- What is the nature of that competition? Is it co-operative (we both recognise that the resource is finite, so we voluntarily agree to share it so as to optimise the outcome for the organisation as a whole) or adversarial (I’ll grab whatever I can, regardless of both my need and yours)?
- To what extent do the processes for performance measurement, recognition and reward encourage or discourage behaviours which optimise the performance of the team rather than the individual?
- When a new manager takes over, does that manager take over the “in-tray” as “work-in-progress”, accepting his or her predecessor’s decisions, or does he or she say: “We need to review this”?
- What concrete examples are there of dysfunctions and disconnects? What can we learn from this?
- Most people are usually members of at least two different teams simultaneously, namely “this team” and “my family”. Sometimes the demands of these different teams conflict, creating a situation in which fulfilling the commitments to one team inevitably means the other is let down. How do you, and your teams, acknowledge, manage and resolve this problem?
- What is the nature of peer group pressure? Is the culture a network of “mutual, bilateral, nonaggression treaties” in which I mind my own business and expect you to mind yours?
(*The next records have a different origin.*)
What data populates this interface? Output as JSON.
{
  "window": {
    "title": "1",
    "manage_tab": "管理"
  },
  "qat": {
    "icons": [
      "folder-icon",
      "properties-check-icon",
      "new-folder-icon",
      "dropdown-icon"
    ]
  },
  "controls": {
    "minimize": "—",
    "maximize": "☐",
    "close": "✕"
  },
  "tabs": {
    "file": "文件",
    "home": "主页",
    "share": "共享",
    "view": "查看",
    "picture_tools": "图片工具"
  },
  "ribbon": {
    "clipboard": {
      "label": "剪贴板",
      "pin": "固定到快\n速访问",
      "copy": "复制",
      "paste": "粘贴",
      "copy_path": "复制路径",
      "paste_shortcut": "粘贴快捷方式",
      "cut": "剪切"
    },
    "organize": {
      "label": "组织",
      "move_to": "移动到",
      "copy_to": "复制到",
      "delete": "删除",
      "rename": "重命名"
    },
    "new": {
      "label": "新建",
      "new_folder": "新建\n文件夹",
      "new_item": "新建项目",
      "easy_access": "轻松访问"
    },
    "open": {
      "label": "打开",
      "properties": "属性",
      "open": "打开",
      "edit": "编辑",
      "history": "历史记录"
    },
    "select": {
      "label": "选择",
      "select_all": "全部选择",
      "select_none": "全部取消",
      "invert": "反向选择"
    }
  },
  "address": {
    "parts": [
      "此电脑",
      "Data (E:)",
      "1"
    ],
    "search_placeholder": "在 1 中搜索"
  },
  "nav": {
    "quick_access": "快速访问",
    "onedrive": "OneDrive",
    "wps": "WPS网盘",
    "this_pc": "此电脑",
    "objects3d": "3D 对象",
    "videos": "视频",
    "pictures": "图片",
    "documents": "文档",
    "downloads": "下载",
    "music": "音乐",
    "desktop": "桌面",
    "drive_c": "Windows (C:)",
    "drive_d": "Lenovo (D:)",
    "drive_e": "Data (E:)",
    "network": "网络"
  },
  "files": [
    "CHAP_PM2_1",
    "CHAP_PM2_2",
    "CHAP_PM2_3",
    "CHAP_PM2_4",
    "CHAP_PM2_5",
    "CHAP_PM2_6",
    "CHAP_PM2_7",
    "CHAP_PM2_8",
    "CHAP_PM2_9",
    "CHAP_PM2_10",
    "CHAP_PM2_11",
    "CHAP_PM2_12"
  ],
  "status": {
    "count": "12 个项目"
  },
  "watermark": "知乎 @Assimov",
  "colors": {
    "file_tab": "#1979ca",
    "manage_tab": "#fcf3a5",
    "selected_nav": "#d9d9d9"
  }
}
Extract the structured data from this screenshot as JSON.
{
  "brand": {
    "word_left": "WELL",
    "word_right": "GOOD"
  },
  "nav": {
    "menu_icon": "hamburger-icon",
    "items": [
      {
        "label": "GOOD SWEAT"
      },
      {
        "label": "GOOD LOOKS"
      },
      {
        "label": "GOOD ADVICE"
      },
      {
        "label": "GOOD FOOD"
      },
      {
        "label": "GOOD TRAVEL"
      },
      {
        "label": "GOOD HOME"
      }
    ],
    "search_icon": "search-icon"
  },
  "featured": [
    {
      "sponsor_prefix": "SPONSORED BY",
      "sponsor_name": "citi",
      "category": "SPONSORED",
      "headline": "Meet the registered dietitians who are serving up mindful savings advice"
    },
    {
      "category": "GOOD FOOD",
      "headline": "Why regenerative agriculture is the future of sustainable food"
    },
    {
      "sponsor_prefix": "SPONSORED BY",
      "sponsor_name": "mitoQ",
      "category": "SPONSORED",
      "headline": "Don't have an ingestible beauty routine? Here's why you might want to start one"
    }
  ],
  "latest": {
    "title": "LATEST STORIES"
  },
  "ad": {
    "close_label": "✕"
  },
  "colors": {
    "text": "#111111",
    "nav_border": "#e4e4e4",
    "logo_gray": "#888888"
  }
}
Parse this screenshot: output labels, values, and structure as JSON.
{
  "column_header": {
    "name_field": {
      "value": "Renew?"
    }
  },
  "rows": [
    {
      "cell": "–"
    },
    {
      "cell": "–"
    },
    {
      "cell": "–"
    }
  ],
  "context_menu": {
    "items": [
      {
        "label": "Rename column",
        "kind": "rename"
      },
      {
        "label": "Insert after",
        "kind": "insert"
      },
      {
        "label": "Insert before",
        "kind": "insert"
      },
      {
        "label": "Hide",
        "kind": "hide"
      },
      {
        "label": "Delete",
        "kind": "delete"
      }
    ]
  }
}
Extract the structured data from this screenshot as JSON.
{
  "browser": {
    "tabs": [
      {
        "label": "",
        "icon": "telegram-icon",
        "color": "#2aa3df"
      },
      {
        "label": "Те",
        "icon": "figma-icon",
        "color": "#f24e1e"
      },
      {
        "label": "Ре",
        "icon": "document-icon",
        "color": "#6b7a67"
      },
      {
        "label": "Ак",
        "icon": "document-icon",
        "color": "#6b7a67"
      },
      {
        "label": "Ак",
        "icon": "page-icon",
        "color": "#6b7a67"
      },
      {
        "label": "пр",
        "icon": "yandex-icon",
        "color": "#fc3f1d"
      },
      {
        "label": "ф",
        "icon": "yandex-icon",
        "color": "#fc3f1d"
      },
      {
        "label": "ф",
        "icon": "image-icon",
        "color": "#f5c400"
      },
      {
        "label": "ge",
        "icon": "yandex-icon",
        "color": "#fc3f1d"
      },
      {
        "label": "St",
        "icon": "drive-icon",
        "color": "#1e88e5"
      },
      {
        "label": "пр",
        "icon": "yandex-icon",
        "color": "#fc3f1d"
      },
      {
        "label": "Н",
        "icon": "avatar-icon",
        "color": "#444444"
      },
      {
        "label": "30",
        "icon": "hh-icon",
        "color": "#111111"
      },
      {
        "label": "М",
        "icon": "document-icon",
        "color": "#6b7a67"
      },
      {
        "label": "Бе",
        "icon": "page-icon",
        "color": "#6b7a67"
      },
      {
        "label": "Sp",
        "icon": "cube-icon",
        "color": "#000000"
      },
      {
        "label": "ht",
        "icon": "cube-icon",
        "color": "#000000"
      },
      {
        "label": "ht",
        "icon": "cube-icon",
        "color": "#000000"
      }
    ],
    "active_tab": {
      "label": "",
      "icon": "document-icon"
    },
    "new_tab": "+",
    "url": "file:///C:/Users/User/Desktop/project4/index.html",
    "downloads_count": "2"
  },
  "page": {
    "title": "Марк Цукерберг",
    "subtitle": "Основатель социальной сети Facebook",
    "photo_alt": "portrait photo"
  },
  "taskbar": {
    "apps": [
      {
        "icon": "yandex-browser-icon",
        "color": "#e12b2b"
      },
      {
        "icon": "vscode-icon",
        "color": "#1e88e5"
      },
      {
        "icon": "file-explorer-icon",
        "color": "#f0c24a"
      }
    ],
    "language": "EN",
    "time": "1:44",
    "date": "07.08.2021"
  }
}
Or is the culture one of trust and safety, where we can each speak our minds professionally and honestly?
The Zeroth Law
Aficionados of thermodynamics might have come across the so-called “Zeroth Law”, which states: “If two bodies are in thermal equilibrium with a third, then all three bodies are at the same temperature”. Its analogue in organodynamics is: “If two organisations are in equilibrium with a third, then all three organisations are dead”. Stasis is a step on the road to organisational extinction.
Change, evolution and dynamism are essential for survival.
Dennis Sherwood (firstname.lastname@example.org) is managing director of The Silver Bullet Manufacturing Company Limited, which specialises in organisational creativity and innovation (silverbulletmachine.com). He is a Sloan Fellow of London Business School and author of nine books, including Smart Things to Know about Innovation and Creativity (2001) and Seeing the Forest for the Trees – A Manager’s Guide to Applying Systems Thinking (2002)